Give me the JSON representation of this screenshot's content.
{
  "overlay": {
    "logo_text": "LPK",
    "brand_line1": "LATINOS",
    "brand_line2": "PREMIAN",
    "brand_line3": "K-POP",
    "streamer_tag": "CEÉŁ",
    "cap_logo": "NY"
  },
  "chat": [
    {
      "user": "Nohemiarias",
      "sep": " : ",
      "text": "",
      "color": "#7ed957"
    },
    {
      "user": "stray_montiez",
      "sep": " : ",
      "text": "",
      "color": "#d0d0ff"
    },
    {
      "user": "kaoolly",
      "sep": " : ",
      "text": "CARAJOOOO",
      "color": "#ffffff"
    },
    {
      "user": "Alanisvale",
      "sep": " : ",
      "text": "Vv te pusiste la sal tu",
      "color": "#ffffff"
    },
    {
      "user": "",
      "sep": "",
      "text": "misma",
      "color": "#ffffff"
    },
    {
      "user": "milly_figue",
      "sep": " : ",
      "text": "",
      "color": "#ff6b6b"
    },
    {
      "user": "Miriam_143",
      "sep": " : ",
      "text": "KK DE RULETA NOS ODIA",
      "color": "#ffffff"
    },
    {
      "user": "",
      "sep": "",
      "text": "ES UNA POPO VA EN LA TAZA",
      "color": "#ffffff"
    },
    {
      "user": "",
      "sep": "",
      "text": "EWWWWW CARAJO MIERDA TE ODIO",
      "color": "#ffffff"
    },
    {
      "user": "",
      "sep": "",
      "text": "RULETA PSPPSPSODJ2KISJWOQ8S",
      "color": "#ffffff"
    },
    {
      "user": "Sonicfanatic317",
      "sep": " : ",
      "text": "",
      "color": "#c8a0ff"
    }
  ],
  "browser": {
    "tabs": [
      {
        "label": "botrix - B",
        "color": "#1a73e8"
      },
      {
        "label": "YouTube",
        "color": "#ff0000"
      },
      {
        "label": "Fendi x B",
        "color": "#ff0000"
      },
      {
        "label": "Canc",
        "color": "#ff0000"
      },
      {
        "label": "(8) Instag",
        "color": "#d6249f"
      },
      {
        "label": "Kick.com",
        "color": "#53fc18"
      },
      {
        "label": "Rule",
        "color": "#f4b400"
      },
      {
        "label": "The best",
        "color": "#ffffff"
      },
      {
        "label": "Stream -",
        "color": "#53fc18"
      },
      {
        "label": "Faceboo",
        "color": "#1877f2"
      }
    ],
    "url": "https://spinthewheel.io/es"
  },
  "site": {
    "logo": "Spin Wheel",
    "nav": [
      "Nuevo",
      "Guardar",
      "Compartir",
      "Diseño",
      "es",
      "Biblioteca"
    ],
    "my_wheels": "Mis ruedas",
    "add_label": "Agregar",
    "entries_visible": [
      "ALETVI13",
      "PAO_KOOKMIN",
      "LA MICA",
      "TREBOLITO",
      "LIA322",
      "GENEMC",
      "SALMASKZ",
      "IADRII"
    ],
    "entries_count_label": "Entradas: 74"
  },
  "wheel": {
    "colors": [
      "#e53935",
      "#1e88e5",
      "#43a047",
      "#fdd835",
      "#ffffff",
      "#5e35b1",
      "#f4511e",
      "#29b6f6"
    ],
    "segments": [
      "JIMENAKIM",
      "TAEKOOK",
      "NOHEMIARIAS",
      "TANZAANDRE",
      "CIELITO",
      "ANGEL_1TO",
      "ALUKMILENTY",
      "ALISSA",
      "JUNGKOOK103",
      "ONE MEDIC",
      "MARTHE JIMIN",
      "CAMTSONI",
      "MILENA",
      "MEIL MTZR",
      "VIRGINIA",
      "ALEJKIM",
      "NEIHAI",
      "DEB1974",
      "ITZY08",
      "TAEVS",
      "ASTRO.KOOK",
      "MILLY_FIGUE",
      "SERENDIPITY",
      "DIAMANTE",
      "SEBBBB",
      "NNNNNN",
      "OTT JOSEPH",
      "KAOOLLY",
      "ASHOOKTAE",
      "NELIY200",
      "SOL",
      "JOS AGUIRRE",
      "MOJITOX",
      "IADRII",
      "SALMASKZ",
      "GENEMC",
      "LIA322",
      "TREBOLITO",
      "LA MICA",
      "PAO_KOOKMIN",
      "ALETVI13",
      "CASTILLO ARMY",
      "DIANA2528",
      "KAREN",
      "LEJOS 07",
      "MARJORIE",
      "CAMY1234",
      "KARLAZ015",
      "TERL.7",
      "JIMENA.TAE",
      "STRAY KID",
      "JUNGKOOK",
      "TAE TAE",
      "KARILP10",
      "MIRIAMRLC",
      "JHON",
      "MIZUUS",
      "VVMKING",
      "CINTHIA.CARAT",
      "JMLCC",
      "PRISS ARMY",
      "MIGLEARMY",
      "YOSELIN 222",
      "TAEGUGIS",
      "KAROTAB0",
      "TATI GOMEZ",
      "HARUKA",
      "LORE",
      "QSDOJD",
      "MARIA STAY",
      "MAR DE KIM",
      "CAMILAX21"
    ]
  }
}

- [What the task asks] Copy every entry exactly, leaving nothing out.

- [The completed task]
Give me the JSON representation of this screenshot's content.
{
  "overlay": {
    "logo_text": "LPK",
    "brand_line1": "LATINOS",
    "brand_line2": "PREMIAN",
    "brand_line3": "K-POP",
    "streamer_tag": "CEÉŁ",
    "cap_logo": "NY"
  },
  "chat": [
    {
      "user": "Nohemiarias",
      "sep": " : ",
      "text": "",
      "color": "#7ed957"
    },
    {
      "user": "stray_montiez",
      "sep": " : ",
      "text": "",
      "color": "#d0d0ff"
    },
    {
      "user": "kaoolly",
      "sep": " : ",
      "text": "CARAJOOOO",
      "color": "#ffffff"
    },
    {
      "user": "Alanisvale",
      "sep": " : ",
      "text": "Vv te pusiste la sal tu",
      "color": "#ffffff"
    },
    {
      "user": "",
      "sep": "",
      "text": "misma",
      "color": "#ffffff"
    },
    {
      "user": "milly_figue",
      "sep": " : ",
      "text": "",
      "color": "#ff6b6b"
    },
    {
      "user": "Miriam_143",
      "sep": " : ",
      "text": "KK DE RULETA NOS ODIA",
      "color": "#ffffff"
    },
    {
      "user": "",
      "sep": "",
      "text": "ES UNA POPO VA EN LA TAZA",
      "color": "#ffffff"
    },
    {
      "user": "",
      "sep": "",
      "text": "EWWWWW CARAJO MIERDA TE ODIO",
      "color": "#ffffff"
    },
    {
      "user": "",
      "sep": "",
      "text": "RULETA PSPPSPSODJ2KISJWOQ8S",
      "color": "#ffffff"
    },
    {
      "user": "Sonicfanatic317",
      "sep": " : ",
      "text": "",
      "color": "#c8a0ff"
    }
  ],
  "browser": {
    "tabs": [
      {
        "label": "botrix - B",
        "color": "#1a73e8"
      },
      {
        "label": "YouTube",
        "color": "#ff0000"
      },
      {
        "label": "Fendi x B",
        "color": "#ff0000"
      },
      {
        "label": "Canc",
        "color": "#ff0000"
      },
      {
        "label": "(8) Instag",
        "color": "#d6249f"
      },
      {
        "label": "Kick.com",
        "color": "#53fc18"
      },
      {
        "label": "Rule",
        "color": "#f4b400"
      },
      {
        "label": "The best",
        "color": "#ffffff"
      },
      {
        "label": "Stream -",
        "color": "#53fc18"
      },
      {
        "label": "Faceboo",
        "color": "#1877f2"
      }
    ],
    "url": "https://spinthewheel.io/es"
  },
  "site": {
    "logo": "Spin Wheel",
    "nav": [
      "Nuevo",
      "Guardar",
      "Compartir",
      "Diseño",
      "es",
      "Biblioteca"
    ],
    "my_wheels": "Mis ruedas",
    "add_label": "Agregar",
    "entries_visible": [
      "ALETVI13",
      "PAO_KOOKMIN",
      "LA MICA",
      "TREBOLITO",
      "LIA322",
      "GENEMC",
      "SALMASKZ",
      "IADRII"
    ],
    "entries_count_label": "Entradas: 74"
  },
  "wheel": {
    "colors": [
      "#e53935",
      "#1e88e5",
      "#43a047",
      "#fdd835",
      "#ffffff",
      "#5e35b1",
      "#f4511e",
      "#29b6f6"
    ],
    "segments": [
      "JIMENAKIM",
      "TAEKOOK",
      "NOHEMIARIAS",
      "TANZAANDRE",
      "CIELITO",
      "ANGEL_1TO",
      "ALUKMILENTY",
      "ALISSA",
      "JUNGKOOK103",
      "ONE MEDIC",
      "MARTHE JIMIN",
      "CAMTSONI",
      "MILENA",
      "MEIL MTZR",
      "VIRGINIA",
      "ALEJKIM",
      "NEIHAI",
      "DEB1974",
      "ITZY08",
      "TAEVS",
      "ASTRO.KOOK",
      "MILLY_FIGUE",
      "SERENDIPITY",
      "DIAMANTE",
      "SEBBBB",
      "NNNNNN",
      "OTT JOSEPH",
      "KAOOLLY",
      "ASHOOKTAE",
      "NELIY200",
      "SOL",
      "JOS AGUIRRE",
      "MOJITOX",
      "IADRII",
      "SALMASKZ",
      "GENEMC",
      "LIA322",
      "TREBOLITO",
      "LA MICA",
      "PAO_KOOKMIN",
      "ALETVI13",
      "CASTILLO ARMY",
      "DIANA2528",
      "KAREN",
      "LEJOS 07",
      "MARJORIE",
      "CAMY1234",
      "KARLAZ015",
      "TERL.7",
      "JIMENA.TAE",
      "STRAY KID",
      "JUNGKOOK",
      "TAE TAE",
      "KARILP10",
      "MIRIAMRLC",
      "JHON",
      "MIZUUS",
      "VVMKING",
      "CINTHIA.CARAT",
      "JMLCC",
      "PRISS ARMY",
      "MIGLEARMY",
      "YOSELIN 222",
      "TAEGUGIS",
      "KAROTAB0",
      "TATI GOMEZ",
      "HARUKA",
      "LORE",
      "QSDOJD",
      "MARIA STAY",
      "MAR DE KIM",
      "CAMILAX21"
    ]
  }
}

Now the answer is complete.